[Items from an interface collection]
============================================================

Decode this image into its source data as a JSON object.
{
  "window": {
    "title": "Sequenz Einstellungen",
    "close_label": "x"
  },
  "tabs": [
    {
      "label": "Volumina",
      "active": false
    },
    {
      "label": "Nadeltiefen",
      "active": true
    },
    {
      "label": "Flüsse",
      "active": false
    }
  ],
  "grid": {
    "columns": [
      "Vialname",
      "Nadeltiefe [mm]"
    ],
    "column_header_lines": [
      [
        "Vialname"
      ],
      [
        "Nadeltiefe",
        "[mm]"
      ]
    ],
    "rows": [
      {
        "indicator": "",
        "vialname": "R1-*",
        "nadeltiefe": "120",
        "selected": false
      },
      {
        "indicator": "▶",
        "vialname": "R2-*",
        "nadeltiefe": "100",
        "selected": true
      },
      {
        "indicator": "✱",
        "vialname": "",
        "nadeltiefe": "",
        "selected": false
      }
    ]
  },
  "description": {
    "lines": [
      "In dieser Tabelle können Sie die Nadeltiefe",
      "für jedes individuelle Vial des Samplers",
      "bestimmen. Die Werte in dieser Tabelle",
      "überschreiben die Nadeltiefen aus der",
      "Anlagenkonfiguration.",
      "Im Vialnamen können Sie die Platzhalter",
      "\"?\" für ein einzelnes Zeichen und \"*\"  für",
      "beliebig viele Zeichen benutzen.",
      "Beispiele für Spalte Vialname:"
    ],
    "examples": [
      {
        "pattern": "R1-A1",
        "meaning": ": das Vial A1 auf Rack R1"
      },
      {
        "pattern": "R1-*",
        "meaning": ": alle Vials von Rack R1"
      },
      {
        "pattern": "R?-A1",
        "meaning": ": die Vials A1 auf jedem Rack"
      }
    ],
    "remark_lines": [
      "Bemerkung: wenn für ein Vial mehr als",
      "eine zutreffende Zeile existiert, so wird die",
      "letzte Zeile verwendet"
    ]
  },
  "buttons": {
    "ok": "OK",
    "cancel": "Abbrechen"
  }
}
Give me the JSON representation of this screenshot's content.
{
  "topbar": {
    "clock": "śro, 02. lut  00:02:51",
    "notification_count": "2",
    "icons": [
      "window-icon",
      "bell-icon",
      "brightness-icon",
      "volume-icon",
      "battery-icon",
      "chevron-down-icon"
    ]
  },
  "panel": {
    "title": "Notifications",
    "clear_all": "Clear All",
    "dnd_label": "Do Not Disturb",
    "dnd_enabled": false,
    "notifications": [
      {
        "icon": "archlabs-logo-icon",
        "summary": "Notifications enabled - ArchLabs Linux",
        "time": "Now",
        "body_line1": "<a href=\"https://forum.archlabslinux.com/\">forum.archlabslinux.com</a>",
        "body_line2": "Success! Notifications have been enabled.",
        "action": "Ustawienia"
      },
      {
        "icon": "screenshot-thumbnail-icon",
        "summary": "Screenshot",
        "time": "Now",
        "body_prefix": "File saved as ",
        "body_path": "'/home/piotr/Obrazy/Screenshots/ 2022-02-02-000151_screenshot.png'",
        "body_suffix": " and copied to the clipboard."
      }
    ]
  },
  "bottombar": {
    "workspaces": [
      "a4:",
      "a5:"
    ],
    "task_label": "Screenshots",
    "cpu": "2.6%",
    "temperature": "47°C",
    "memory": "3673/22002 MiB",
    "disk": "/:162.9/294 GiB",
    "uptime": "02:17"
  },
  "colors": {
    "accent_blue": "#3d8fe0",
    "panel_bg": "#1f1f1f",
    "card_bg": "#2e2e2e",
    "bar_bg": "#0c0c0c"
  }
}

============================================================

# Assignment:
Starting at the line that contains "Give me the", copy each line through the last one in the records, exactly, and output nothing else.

# Worked solution:
Give me the JSON representation of this screenshot's content.
{
  "topbar": {
    "clock": "śro, 02. lut  00:02:51",
    "notification_count": "2",
    "icons": [
      "window-icon",
      "bell-icon",
      "brightness-icon",
      "volume-icon",
      "battery-icon",
      "chevron-down-icon"
    ]
  },
  "panel": {
    "title": "Notifications",
    "clear_all": "Clear All",
    "dnd_label": "Do Not Disturb",
    "dnd_enabled": false,
    "notifications": [
      {
        "icon": "archlabs-logo-icon",
        "summary": "Notifications enabled - ArchLabs Linux",
        "time": "Now",
        "body_line1": "<a href=\"https://forum.archlabslinux.com/\">forum.archlabslinux.com</a>",
        "body_line2": "Success! Notifications have been enabled.",
        "action": "Ustawienia"
      },
      {
        "icon": "screenshot-thumbnail-icon",
        "summary": "Screenshot",
        "time": "Now",
        "body_prefix": "File saved as ",
        "body_path": "'/home/piotr/Obrazy/Screenshots/ 2022-02-02-000151_screenshot.png'",
        "body_suffix": " and copied to the clipboard."
      }
    ]
  },
  "bottombar": {
    "workspaces": [
      "a4:",
      "a5:"
    ],
    "task_label": "Screenshots",
    "cpu": "2.6%",
    "temperature": "47°C",
    "memory": "3673/22002 MiB",
    "disk": "/:162.9/294 GiB",
    "uptime": "02:17"
  },
  "colors": {
    "accent_blue": "#3d8fe0",
    "panel_bg": "#1f1f1f",
    "card_bg": "#2e2e2e",
    "bar_bg": "#0c0c0c"
  }
}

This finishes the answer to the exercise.